(Excerpts from an interface dataset)

┄┄┄┄┄┄┄┄┄┄┄┄┄┄┄┄┄┄┄┄

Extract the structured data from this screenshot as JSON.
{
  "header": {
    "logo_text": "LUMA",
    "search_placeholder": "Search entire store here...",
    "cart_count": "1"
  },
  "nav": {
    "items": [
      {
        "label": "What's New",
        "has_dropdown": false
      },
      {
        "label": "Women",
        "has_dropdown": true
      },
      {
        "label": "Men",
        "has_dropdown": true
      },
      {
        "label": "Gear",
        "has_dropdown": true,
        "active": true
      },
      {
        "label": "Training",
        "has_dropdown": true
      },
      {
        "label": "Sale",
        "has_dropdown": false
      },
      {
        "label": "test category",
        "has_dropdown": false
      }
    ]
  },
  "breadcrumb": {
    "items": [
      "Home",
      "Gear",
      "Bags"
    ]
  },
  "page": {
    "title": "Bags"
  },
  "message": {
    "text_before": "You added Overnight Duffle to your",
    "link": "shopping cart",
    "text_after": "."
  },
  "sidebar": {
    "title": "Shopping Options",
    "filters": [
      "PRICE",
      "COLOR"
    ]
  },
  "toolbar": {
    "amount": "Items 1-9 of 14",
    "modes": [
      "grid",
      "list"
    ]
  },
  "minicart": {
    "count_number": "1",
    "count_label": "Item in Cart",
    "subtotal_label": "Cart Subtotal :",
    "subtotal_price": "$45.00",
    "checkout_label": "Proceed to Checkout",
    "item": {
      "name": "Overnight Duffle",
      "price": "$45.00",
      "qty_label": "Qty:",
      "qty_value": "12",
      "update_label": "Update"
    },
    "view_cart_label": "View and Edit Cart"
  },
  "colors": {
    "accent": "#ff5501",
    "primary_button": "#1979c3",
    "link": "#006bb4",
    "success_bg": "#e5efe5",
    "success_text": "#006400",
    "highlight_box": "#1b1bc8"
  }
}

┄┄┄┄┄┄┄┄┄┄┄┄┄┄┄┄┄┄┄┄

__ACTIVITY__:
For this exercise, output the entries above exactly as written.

__WRITTEN SOLUTION__:
Extract the structured data from this screenshot as JSON.
{
  "header": {
    "logo_text": "LUMA",
    "search_placeholder": "Search entire store here...",
    "cart_count": "1"
  },
  "nav": {
    "items": [
      {
        "label": "What's New",
        "has_dropdown": false
      },
      {
        "label": "Women",
        "has_dropdown": true
      },
      {
        "label": "Men",
        "has_dropdown": true
      },
      {
        "label": "Gear",
        "has_dropdown": true,
        "active": true
      },
      {
        "label": "Training",
        "has_dropdown": true
      },
      {
        "label": "Sale",
        "has_dropdown": false
      },
      {
        "label": "test category",
        "has_dropdown": false
      }
    ]
  },
  "breadcrumb": {
    "items": [
      "Home",
      "Gear",
      "Bags"
    ]
  },
  "page": {
    "title": "Bags"
  },
  "message": {
    "text_before": "You added Overnight Duffle to your",
    "link": "shopping cart",
    "text_after": "."
  },
  "sidebar": {
    "title": "Shopping Options",
    "filters": [
      "PRICE",
      "COLOR"
    ]
  },
  "toolbar": {
    "amount": "Items 1-9 of 14",
    "modes": [
      "grid",
      "list"
    ]
  },
  "minicart": {
    "count_number": "1",
    "count_label": "Item in Cart",
    "subtotal_label": "Cart Subtotal :",
    "subtotal_price": "$45.00",
    "checkout_label": "Proceed to Checkout",
    "item": {
      "name": "Overnight Duffle",
      "price": "$45.00",
      "qty_label": "Qty:",
      "qty_value": "12",
      "update_label": "Update"
    },
    "view_cart_label": "View and Edit Cart"
  },
  "colors": {
    "accent": "#ff5501",
    "primary_button": "#1979c3",
    "link": "#006bb4",
    "success_bg": "#e5efe5",
    "success_text": "#006400",
    "highlight_box": "#1b1bc8"
  }
}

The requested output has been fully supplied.